I like what Chris Thompson has to offer: a speedy receiver who runs good routes in the middle of the field. The numbers game has Thompson on the free agent market after camp, but you can tell the Texans see him as a weapon and do not want to give up too quickly on his career.
I have been high on Swanson since the Texans signed him as an UDFA. Even Swanson’s former teammate Kareem Hunt has voiced his own excitement about Swanson when he told “Good Morning Football” that “this young cat has got some skills”. It won’t take long for a running back to shine in this system, and Swanson could quickly make a move up the depth chart in the coming weeks.
See above. The Texans have acquired talent that will leapfrog Drummond on the depth chart, but his reliability on special teams makes him hard to move on from.
With that, here is the current projected Texans’ 53-man roster:
LDE: J.J. Watt, Carlos Watkins
NT: D.J Reader, Brandon Dunn,
RDE: Christian Covington, Joel Heath
LOLB: Whitney Mercilus, Brennan Scarlett, Peter Kalambayi
ILB: Benardrick McKinney, Brian Peters
ILB: Zach Cunningham, Dylan Cole
ROLB: Jadeveon Clowney, Duke Ejiofor
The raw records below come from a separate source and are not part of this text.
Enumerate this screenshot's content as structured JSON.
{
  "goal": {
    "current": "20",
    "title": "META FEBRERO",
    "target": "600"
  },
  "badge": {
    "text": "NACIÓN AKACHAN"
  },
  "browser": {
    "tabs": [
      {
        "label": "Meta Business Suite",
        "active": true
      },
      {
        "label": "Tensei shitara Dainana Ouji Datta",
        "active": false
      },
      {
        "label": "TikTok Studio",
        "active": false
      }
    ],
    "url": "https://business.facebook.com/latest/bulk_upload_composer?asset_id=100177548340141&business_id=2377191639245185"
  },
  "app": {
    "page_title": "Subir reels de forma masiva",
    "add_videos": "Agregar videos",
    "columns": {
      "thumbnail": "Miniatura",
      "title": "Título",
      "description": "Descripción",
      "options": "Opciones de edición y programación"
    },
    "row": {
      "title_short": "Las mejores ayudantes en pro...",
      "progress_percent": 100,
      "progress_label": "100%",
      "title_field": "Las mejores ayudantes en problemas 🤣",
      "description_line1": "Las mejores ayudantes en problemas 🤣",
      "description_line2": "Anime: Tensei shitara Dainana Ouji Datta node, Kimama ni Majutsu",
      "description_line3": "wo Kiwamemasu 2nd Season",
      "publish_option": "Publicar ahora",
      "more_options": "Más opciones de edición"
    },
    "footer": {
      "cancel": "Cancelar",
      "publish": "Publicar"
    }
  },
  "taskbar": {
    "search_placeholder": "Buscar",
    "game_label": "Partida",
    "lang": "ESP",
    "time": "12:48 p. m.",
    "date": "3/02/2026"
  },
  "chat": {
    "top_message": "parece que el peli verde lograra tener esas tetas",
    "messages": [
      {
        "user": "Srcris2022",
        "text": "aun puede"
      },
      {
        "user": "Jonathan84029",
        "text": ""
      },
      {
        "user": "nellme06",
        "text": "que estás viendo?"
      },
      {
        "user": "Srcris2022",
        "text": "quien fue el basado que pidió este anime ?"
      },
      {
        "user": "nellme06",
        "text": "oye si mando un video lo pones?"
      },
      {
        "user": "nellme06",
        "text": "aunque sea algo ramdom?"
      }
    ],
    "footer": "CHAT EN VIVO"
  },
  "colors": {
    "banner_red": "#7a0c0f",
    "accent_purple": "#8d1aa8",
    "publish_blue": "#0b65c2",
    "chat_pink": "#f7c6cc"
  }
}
CB: Aaron Colvin, Kevin Johnson
CB: Jonathan Joseph, Johnson Bademosi
FS: Justin Reid, Kareem Jackson, Treston Decoud
SS: Tyrann Mathieu, Corey Moore
QB: Deshaun Watson, Brandon Weeden, Joe Webb III
FB: Jay Prosch
RB: Lamar Miller, D’Onta Foreman, Alfred Blue, Tyler Ervin
TE: Stephen Anderson, Ryan Griffin, Jordan Akins, Jordan Thomas
WR: DeAndre Hopkins, Keke Coutee, Braxton Miller
WR: Will Fuller, Bruce Ellington
LT: Julie’n Davenport, Kendall Lamm
LG: Zach Fulton, Kyle Fuller
C: Nick Martin, Greg Mancz
RG: Senio Kelemete
RT: Seantrel Henderson, Martinas Rankin
LS: Jon Weeks
K: Ka’imi Fairbairn
P: Shane Lechler